- Author: Kathy Keatley Garvey
More than than 3,200 insect scientists have already registered, according to the ESA's communications program manager, Richard Levine. It is expected to be one of the largest entomology meetings in recent memory.
"The Northwest, with its natural beauty and location at the edge of the Pacific rim, is an ideal place to reflect on our Entomology 2014 theme: Grand Challenges Beyond Our Horizons," said Zalom, in an ESA news release "This year, ESA will be launching an effort to identify the most important challenges to which our discipline can make significant contributions.
More than 90 symposia are planned and will cover such topics as bed bugs, honey bees, monarch butterflies, ticks, native pollinators, pesticide regulations, biological control, integrated pest management, genetically-modified crops, invasive species, forestry, entomophagy, organic farming, insect-vectored diseases, and more. In addition, there will be 1,750 papers and posters, Levine reports.
- Beyond Pesticides: The Conundrum of Bed Bugs
- Insects as Sustainable and Innovative Sources of Food and Feed Production
- Recovering Monarch Butterfly Populations in North America: A Looming Challenge for Science, the Public, Industry, and Legislators
- Classical Biological Control of the Brown Marmorated Stink Bug, Halyomorpha halys (Stål)
- Nutrition and the Health and Behavior of Wild and Managed Bees
- Contributions of Mosquito Research to Science & Society
- Entomological Comics and Their Importance in Education and Culture
- RNAi: Emerging Technology to Overcome Grand Challenges in Entomology

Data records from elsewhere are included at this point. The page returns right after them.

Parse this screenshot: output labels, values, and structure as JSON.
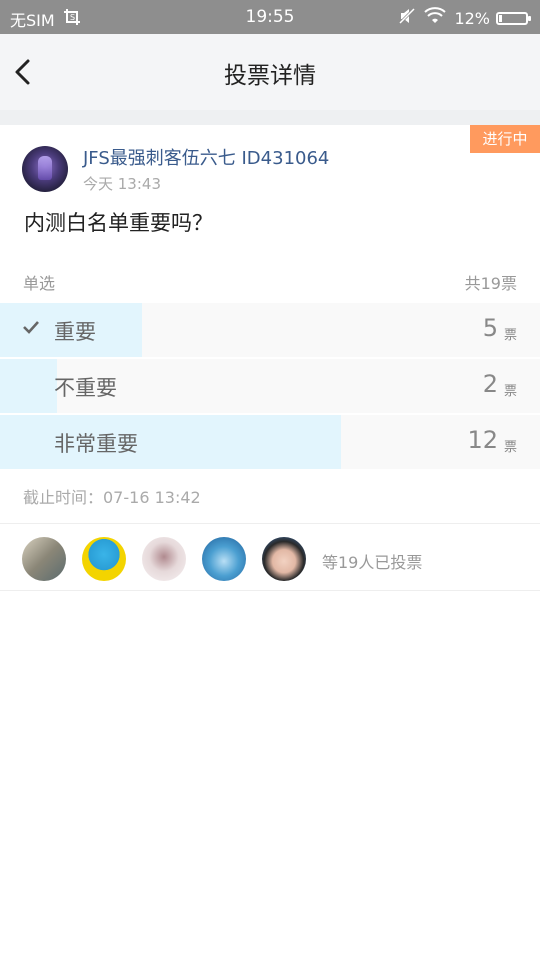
{
  "status_bar": {
    "carrier": "无SIM",
    "time": "19:55",
    "battery": "12%",
    "battery_level": 0.12
  },
  "nav": {
    "title": "投票详情",
    "back_icon": "chevron-left-icon"
  },
  "post": {
    "status_tag": "进行中",
    "author": "JFS最强刺客伍六七  ID431064",
    "time": "今天 13:43",
    "question": "内测白名单重要吗？",
    "vote_type": "单选",
    "total_votes": "共19票",
    "options": [
      {
        "label": "重要",
        "count": "5",
        "unit": "票",
        "selected": true,
        "votes": 5
      },
      {
        "label": "不重要",
        "count": "2",
        "unit": "票",
        "selected": false,
        "votes": 2
      },
      {
        "label": "非常重要",
        "count": "12",
        "unit": "票",
        "selected": false,
        "votes": 12
      }
    ],
    "deadline": "截止时间：07-16 13:42",
    "voters_text": "等19人已投票"
  },
  "colors": {
    "accent_tag": "#ff9a5e",
    "bar_fill": "#e2f5fd",
    "author_name": "#3a5b8c"
  }
}
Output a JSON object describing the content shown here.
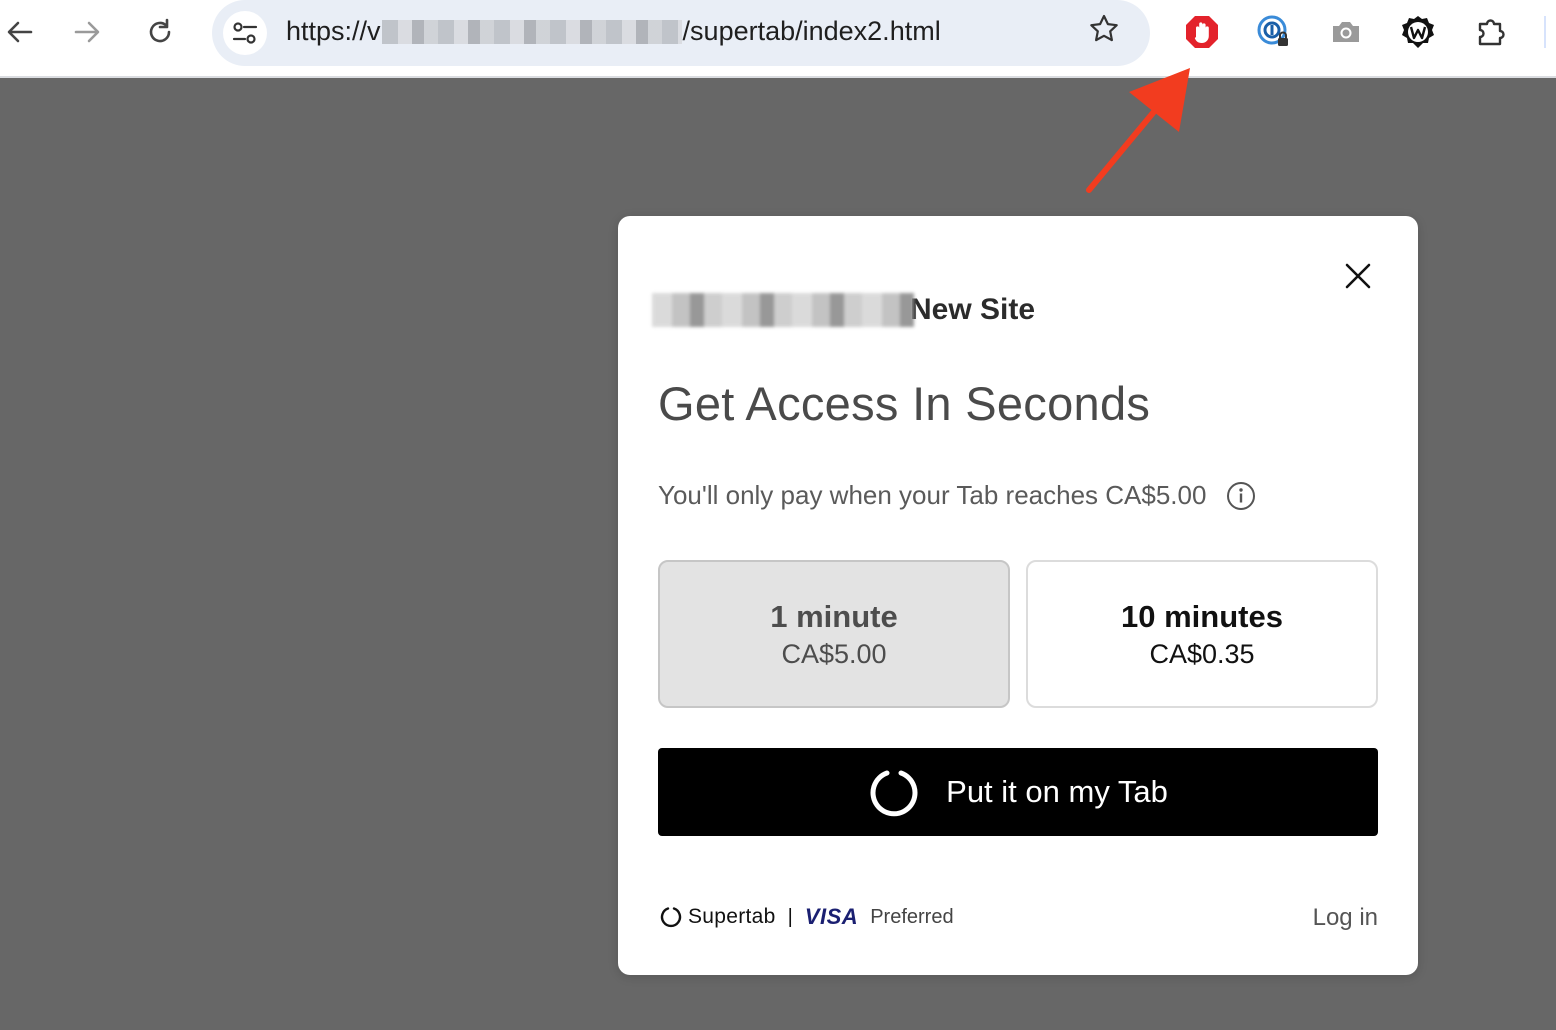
{
  "browser": {
    "url_prefix": "https://v",
    "url_suffix": "/supertab/index2.html",
    "icons": {
      "back": "back-arrow-icon",
      "forward": "forward-arrow-icon",
      "reload": "reload-icon",
      "site_settings": "tune-icon",
      "bookmark": "star-icon",
      "extensions": [
        "adblock-stop-hand-icon",
        "password-lock-icon",
        "camera-icon",
        "w-badge-icon",
        "puzzle-extensions-icon"
      ]
    }
  },
  "modal": {
    "site_name": "New Site",
    "headline": "Get Access In Seconds",
    "note": "You'll only pay when your Tab reaches CA$5.00",
    "options": [
      {
        "duration": "1 minute",
        "price": "CA$5.00",
        "selected": true
      },
      {
        "duration": "10 minutes",
        "price": "CA$0.35",
        "selected": false
      }
    ],
    "cta": "Put it on my Tab",
    "footer": {
      "brand": "Supertab",
      "separator": "|",
      "visa": "VISA",
      "preferred": "Preferred",
      "login": "Log in"
    }
  },
  "colors": {
    "backdrop": "#676767",
    "cta_bg": "#000000",
    "annotation_arrow": "#f23c1f",
    "adblock_red": "#e3222b"
  }
}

- IPM: An International Organic Farming Strategy on Invasive Insect Species
- New Frontiers in Honey Bee Health Economics: Incorporating Entomological Research and Knowledge into Economic Assessments

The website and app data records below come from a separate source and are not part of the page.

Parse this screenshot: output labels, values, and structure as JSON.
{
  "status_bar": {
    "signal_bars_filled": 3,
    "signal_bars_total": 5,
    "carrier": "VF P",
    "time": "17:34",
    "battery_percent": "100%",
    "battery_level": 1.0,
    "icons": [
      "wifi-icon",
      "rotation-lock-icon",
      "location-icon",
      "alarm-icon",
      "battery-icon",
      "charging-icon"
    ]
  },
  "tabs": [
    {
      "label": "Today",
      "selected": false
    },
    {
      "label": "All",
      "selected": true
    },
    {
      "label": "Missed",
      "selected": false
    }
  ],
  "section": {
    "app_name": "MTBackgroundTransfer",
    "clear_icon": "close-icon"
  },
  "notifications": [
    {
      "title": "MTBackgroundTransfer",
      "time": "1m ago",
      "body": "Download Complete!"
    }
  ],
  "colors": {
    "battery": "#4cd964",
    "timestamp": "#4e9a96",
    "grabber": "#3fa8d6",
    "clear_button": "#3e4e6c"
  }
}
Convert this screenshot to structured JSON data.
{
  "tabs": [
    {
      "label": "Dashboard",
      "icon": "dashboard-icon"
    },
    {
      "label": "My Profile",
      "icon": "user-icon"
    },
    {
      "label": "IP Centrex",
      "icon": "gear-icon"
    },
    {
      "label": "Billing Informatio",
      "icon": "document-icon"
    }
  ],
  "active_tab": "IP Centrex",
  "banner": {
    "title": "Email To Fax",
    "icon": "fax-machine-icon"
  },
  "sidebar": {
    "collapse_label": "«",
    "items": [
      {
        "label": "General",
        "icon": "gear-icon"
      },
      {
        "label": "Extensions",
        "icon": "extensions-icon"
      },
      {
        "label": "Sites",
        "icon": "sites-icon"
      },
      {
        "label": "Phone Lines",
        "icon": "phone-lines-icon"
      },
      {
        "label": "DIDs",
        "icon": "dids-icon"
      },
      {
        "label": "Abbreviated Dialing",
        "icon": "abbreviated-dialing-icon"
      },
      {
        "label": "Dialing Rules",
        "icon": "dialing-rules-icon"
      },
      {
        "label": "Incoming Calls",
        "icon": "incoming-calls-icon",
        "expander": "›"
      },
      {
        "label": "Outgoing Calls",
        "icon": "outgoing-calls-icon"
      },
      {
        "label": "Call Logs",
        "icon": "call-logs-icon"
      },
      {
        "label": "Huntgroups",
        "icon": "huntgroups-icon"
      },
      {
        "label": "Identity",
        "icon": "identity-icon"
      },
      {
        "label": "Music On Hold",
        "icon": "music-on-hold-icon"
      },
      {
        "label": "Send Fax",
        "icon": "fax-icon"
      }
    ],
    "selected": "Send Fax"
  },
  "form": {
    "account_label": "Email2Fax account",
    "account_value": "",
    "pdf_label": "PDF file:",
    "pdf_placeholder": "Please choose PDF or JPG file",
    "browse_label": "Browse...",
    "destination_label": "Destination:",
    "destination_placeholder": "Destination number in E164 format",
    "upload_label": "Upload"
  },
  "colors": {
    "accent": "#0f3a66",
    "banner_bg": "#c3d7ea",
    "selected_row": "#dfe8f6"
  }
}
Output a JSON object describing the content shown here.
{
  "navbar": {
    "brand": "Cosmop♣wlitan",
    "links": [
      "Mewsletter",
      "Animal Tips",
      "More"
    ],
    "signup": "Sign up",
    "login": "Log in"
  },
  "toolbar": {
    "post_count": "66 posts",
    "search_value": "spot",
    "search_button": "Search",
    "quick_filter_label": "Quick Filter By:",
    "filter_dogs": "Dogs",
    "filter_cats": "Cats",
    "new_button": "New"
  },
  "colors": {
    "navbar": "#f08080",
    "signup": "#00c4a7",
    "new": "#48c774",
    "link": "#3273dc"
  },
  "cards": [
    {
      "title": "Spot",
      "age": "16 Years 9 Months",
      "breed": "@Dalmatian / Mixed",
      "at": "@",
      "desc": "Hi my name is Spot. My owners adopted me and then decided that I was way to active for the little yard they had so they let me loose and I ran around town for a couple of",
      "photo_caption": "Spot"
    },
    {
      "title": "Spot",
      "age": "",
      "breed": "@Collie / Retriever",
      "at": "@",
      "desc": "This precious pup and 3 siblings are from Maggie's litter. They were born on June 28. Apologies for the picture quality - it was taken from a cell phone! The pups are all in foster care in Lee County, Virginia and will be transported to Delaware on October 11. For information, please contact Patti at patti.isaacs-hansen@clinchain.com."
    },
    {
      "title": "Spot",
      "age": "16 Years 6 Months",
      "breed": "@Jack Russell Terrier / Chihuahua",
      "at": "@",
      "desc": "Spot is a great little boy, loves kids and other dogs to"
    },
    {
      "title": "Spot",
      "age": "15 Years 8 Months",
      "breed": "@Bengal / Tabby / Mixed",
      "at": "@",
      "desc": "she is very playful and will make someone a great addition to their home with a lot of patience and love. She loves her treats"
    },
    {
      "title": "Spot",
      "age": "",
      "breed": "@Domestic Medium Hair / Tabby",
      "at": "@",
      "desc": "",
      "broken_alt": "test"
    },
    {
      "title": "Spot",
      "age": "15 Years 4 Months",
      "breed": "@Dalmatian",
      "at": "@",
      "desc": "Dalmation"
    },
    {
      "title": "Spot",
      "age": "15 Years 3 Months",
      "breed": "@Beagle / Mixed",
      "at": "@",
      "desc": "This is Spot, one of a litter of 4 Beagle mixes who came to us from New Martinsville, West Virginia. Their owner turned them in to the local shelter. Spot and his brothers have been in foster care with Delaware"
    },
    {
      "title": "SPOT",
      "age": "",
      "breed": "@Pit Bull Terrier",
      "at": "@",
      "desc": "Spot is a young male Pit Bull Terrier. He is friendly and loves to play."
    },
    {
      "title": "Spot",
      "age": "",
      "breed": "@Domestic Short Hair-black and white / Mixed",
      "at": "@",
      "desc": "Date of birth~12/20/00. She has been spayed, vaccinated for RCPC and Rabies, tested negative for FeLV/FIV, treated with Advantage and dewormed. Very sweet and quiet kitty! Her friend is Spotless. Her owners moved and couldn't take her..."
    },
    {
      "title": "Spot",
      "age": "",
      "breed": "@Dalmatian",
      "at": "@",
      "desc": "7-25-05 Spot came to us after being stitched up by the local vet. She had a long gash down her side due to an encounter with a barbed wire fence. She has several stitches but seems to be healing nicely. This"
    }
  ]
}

Among the scientists to be honored at the ESA meeting are three from UC Davis: Professor Diane Ullman and doctorate recipients Kelly Hamby (2014) and James F. Campbell (1999)
Ullman earlier was named the recipient of the outstanding teaching award from the Pacific Branch of ESA. Ullman chaired the UC Davis Department of Entomology in 2004-2005, and served as an associate dean for undergraduate academic programs, College of Agricultural and Environmental Sciences. from 2005 to 2014. (See more information.)
Hamby received her doctorate in entomology at UC Davis in March 2014, studying with major professor Frank Zalom. She has just accepted a position with the Department of Entomology at the University of Maryland, College Park. Starting in November, she will be an assistant professor of sustainable agroecosystems and will be involved in integrated pest management research, extension, and teaching. (See more information)
James F. Campbell
Campbell is a research entomologist with the Center for Grain and Animal Health Research Service of the USDA's Agricultural Research Service, Manhattan, Kansas. (See more information)
Three professors who received their doctorates in entomology in the 1980s from UC Davis are among this year's 10 elected Fellows.
- Nilsa A. Bosque-Pérez, professor, Department of Plant, Soil and Entomological Sciences at the University of Idaho. She received two degrees from UC Davis: her master's degree in 1981 and Ph.D. in 1985.
- Gary Felton, professor and head of the Department of Entomology at Penn State University. He received his doctorate from UC Davis in 1988. In 2010, he delivered the Thomas and Nina Leigh Distinguished Alumni Lecture at UC Davis
- Murray B. Isman, professor of entomology and toxicology at the University of British Columbia, Vancouver. He received his doctorate from UC Davis in 1981. In 2012, he delivered the Thomas and Nina Leigh Distinguished Alumni Lecture at UC Davis
Graduate students in the UC Davis Department Entomology will participate in a debate on neonicotinoids. The team, coached by Michael Parrella, professsor and chair of the department, is comprised of Jenny Carlson, Anthony Cornel lab; Rei Margaret "Rei" Scampavia, Neal Williams/Edwin Lewis lab; Ralph Washington Jr., Nadler lab; Daniel Klittich, Parrella lab; and Mohammard-Amir Aghaee, Larry Godfrey lab.
ESA, founded in 1889, is the largest organization in the world serving the professional and scientific needs of entomologists and people in related disciplines. Its members are affiliated with educational institutions, health agencies, private industry, and government. Members are researchers, teachers, extension service personnel, administrators, marketing representatives, research technicians, consultants, students, and hobbyists. For more information, visit http://www.entsoc.org.
(Editor's Note: Richard Levine, the ESA's communications program manager, contributed to this report.)